Garden Challenge 1

Tired looking Bergenia (above and below).
I suppose every garden has its problem areas or challenges! I've various problems in the garden from overgrown plants to weed issues.

Currently I'm working on a corner of the walled garden I'm not happy with. The soil in this area is heavy clay and the main issues for this area are:

1. Bergenia (pictured left and below) have multiplied into a large patch and are no longer productive.
2. A mix match of plants in this area.
3.  A large shrub rose that I feel doesn't offer anything to the area. It's white flowers are insignificant.

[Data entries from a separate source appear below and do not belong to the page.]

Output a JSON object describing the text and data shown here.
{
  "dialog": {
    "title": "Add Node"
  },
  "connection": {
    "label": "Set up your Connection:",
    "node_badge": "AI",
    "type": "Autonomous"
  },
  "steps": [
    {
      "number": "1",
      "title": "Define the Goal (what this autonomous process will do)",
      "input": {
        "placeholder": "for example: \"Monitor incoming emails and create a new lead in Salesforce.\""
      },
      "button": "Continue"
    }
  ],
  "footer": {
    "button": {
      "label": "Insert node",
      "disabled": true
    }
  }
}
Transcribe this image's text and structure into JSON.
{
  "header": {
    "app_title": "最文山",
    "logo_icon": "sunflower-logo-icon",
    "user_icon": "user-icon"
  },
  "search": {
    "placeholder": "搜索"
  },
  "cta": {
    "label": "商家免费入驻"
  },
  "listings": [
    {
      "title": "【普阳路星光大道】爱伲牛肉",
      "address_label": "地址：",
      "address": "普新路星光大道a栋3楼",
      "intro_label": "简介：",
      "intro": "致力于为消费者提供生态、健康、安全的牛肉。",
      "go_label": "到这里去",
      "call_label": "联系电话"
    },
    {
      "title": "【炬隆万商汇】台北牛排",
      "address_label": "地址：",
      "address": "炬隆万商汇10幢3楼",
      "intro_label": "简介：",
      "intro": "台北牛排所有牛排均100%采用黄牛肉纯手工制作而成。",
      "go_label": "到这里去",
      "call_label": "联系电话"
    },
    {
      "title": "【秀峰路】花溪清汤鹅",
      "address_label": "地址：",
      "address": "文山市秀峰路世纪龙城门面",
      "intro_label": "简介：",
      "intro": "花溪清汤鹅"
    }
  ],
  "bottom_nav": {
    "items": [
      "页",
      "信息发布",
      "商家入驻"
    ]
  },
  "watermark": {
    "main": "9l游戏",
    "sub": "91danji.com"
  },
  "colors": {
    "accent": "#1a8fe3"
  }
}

The following photos capture this 'challenging' area and your views / suggestions are welcome!
Above: An overview of the area and the 'problem corner' highlighted. 
I'm thinking of removing the shrub rose and other shrub from the area - this will be quite a big job (which  I would not look forward to). Should I remove these?
The area from a different view. The bergenia (pictured above) have spread over the years but have only three poorly looking flowers. They also provide a snail hotel in the garden.
Should I remove them completely?
This is what healthy bergenia should look like. 
Back to the photo of the area. This is an area of the garden that is highly visible and should be more appealing. Any ideas welcome!


  1. First I must say what a lovely garden you have Kelli - right now I'll offer a suggestion. May be you could dig up the Bergenias and split them then may be they would flower again. As to the rosebush - well I'm loathe to remove anything from my own garden so I won't suggest that either, maybe you could move that and the shrub and put in something that you would appreciate more.

  2. I'm perhaps the least qualified person to advise on flower gardens, Kelli, but even I know that dividing and re-planting things often re-invigorates them, so that's what I'd do with the Bergenia. The rose shrub looks like one of those Old English Roses. If it is, I can tell you that it is likely to be very difficult to move!

  3. I don't know anything about bergenias, but perhaps they're just congested. Dividing may be the answer.

  4. I agree with Elaine about the Bergenias, keep the youngest growths and throw the rest away. It's hard I know.
    As regards the shrub and the shrub rose, I have often read that it is good garden practice to remove any plant that no longer earns its place in the garden. Whilst I agree with this entirely, I personally find it very hard to achieve, and still have many plants waiting on death row. Good luck with whatever you decide to do.

  5. I agree with the suggestions to split the bergenia - the centre often does die off.

    As for the shrubs - if you don't like them and they are not proving their worth have them out and treat it as a chance to buy something new that you will love and that will repay you!

  6. If you have the rose shrub and the other one out, maybe hire someone to remove it. It might prove very difficult and they would have heavier equipment to do the job. Or you could just cut them
    way back, fertilize and see if new growth made them flower more and look more appealing. If you just removed the shrub and not the rose, then you could prune it, plant another more beautiful rose where the shrub was and see if the two together make a better show. Your garden is awfully pretty in the photo anyhow!!!

  7. It's so pretty! I would have never noticed the "problem area"! After you get the bergenia blooming again, then I would take another look at it. Maybe you just need something bigger in that corner to balance out the planting on the right side of the bench. Photoshop might be a good option to try before you take things out. Good luck with whatever you decide.

  8. I was enjoying your garden view that I got distracted and did not notice the problem corner. I am not expert in growing the flowers you mentioned. But I hope you get some good advice.

  9. What about trying to use a flowering evergreen bush? One of my favorites is virburnum. :)

  10. I can't tell you how jealous I am that your begonias are doing well! I have quite sandy soil and our temps get a bit warmer in Sydney so I haven't had much success growing them here. But Like everyone else I think split them up. Put them in pots until they have earned there place back in the garden.

    I don't like roses here as it is too humid and they always get covered in black spot. If you don't like it trash it I say. What about a dogwood in the back for winter colour, some peonies in the front(I say this because I can't grow these either and they were a favourite of mine when I used to work in London). Euphorbas, hellebores, salvia, iris, daylilly are all good value. Do tell us what you got up to